Eczema is a group of inflamed skin conditions that result in chronic itchy rashes. About 15 million people in the U.S. suffer from some form of eczema, including 10-20 percent of all infants. Symptoms vary from person to person, but often include dry, red, itchy patches on the skin which break out in rashes when scratched.
Objects and conditions that trigger itchy eczema outbreaks may include rough or coarse materials touching the skin, excessive heat or sweating, soaps, detergents, disinfectants, fruit and meat juices, dust mites, animal saliva and danders, upper respiratory infections and stress.
Treatment involves the restriction of scratching, use of moisturizing lotions or creams, cold compresses and preparations.
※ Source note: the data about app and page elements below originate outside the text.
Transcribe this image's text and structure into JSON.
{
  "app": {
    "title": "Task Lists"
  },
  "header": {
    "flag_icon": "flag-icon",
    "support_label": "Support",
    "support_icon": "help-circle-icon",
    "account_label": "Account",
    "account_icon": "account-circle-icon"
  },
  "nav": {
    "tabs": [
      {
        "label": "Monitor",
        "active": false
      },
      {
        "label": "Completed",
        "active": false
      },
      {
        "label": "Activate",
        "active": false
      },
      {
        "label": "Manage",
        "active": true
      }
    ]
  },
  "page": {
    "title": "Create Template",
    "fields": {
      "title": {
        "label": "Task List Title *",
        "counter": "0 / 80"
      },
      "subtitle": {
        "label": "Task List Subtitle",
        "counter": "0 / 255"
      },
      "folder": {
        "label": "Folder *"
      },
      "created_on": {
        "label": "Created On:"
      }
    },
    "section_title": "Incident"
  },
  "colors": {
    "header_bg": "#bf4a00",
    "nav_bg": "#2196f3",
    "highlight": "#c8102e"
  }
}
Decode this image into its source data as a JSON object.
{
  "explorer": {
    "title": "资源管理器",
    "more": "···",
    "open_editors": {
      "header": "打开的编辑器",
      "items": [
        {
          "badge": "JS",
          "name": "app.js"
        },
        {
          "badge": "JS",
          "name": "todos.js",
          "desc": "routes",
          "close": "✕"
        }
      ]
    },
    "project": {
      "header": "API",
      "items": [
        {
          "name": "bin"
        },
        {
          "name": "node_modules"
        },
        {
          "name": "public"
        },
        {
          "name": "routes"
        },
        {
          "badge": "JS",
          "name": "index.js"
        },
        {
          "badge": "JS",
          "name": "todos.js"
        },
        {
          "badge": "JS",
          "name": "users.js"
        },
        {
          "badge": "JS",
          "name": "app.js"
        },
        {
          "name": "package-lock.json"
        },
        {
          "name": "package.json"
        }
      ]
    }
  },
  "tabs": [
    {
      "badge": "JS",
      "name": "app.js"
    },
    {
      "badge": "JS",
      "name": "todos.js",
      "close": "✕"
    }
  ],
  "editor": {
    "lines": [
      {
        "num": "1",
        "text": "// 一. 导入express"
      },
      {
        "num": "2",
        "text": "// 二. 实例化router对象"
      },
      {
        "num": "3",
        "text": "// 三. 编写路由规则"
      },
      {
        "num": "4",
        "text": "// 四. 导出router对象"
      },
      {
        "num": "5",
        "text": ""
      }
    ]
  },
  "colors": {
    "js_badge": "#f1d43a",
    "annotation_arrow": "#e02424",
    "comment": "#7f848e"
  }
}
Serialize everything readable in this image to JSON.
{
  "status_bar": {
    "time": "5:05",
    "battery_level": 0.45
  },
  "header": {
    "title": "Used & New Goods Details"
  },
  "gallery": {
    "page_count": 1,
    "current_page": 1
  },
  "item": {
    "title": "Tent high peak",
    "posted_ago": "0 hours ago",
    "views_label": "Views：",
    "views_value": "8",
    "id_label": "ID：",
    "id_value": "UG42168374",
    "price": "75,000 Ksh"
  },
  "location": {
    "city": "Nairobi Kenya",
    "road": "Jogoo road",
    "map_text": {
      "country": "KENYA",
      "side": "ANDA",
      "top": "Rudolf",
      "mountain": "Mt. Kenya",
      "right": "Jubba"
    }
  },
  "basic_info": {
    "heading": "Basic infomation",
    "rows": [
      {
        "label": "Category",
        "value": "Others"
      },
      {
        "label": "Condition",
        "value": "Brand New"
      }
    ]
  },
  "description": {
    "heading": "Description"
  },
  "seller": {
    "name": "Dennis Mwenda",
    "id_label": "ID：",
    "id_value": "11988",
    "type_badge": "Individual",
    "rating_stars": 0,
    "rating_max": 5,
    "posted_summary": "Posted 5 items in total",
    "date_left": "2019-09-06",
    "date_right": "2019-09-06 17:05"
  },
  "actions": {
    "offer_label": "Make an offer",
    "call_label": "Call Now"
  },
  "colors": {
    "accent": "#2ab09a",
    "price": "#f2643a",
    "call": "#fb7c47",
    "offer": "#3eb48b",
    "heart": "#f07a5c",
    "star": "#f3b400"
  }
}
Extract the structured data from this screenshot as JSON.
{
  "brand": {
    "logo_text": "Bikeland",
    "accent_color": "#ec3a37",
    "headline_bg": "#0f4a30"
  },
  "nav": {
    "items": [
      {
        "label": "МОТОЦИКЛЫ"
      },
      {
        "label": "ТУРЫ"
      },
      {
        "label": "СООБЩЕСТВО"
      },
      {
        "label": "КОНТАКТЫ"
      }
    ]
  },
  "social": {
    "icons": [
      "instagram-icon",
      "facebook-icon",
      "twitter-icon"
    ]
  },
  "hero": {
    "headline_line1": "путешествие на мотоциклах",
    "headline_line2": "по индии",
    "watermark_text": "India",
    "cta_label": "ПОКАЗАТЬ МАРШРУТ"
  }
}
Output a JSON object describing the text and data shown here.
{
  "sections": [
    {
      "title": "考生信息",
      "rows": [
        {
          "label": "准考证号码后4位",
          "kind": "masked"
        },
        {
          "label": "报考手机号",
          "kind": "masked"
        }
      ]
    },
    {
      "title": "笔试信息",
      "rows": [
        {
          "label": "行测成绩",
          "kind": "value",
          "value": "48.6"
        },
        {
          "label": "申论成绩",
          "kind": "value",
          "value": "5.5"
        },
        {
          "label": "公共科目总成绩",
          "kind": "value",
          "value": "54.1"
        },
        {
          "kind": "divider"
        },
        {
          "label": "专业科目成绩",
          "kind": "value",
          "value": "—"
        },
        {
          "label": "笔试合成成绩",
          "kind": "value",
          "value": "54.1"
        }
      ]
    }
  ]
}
If this proves insufficient, physicians may prescribe corticosteroid medication, antibiotics to combat infection, or sedative antihistamines. Phototherapy is a common procedure that uses light to reduce rashes. For severe cases, drugs such as cyclosporine A may be recommended.
Psoriasis is a chronic skin disorder that typically manifests as scaly red plaques on the skin. Over seven million men and women in the U.S. of all ages have some form of psoriasis, which may be mild, moderate or severe. The most commonly affected areas are the scalp, elbows, knees, hands, feet and genitals.
Psoriasis cannot be cured but it can be treated successfully, sometimes for months or years at a time and occasionally even permanently. Treatment depends on the type, severity and location of psoriasis; the patient’s age, medical history ; and the effect the disease has on the patient’s general mental health. The most common treatments are topical medications, phototherapy, and oral or injectable medication (for severe symptoms).
UVB phototherapy involves shining ultraviolet light on the skin to treat psoriasis and other chronic skin conditions. It is an easier and safer alternative to PUVA treatment (psoralen plus UVA phototherapy). As its name suggests, the light that is used in narrow-band UVB phototherapy is a very specific range of wavelengths in the ultraviolet spectrum – just 311 to 312 nm – that has been shown to most effectively slow the rapid growth of cells and improve the symptoms of psoriasis.
Patients generally receive phototherapy treatments three times per week for about 10 weeks. Exposure time begins at a few seconds and increases with each session. Session lengths are tailored to the patient’s skin type and tolerance. After the skin has cleared, UVB phototherapy may be continued to prolong remission time, or patients may undergo other psoriasis treatments to minimize their exposure to ultraviolet light.
XTRAC® Laser Treatment is an FDA-approved excimer laser procedure used to treat active skin lesions associated with psoriasis and vitiligo. Developed by PhotoMedex, the XTRAC laser is designed to effectively reduce the appearance of psoriasis and vitiligo in ten treatments or less, with results typically lasting several months before any symptoms present themselves again.
Thousands of patients across the world have experienced the effective results of this procedure, which uses a wavelength of 308nm to gently clear skin. XTRAC laser treatment is a safe and quick procedure that effectively clears the skin of active lesions while leaving healthy skin intact.
Photodynamic therapy (PDT) uses light and a light-sensitive dye to treat cancer and other diseases. During the procedure, a photosensitized dye or drug is injected into the problem area, which is then exposed to pulses of a narrow-wavelength beam of light. The dye absorbs this light and produces an active form of oxygen that aids in the destruction of the tumor. PDT ensures high precision by targeting only the tissue in and near the treatment area.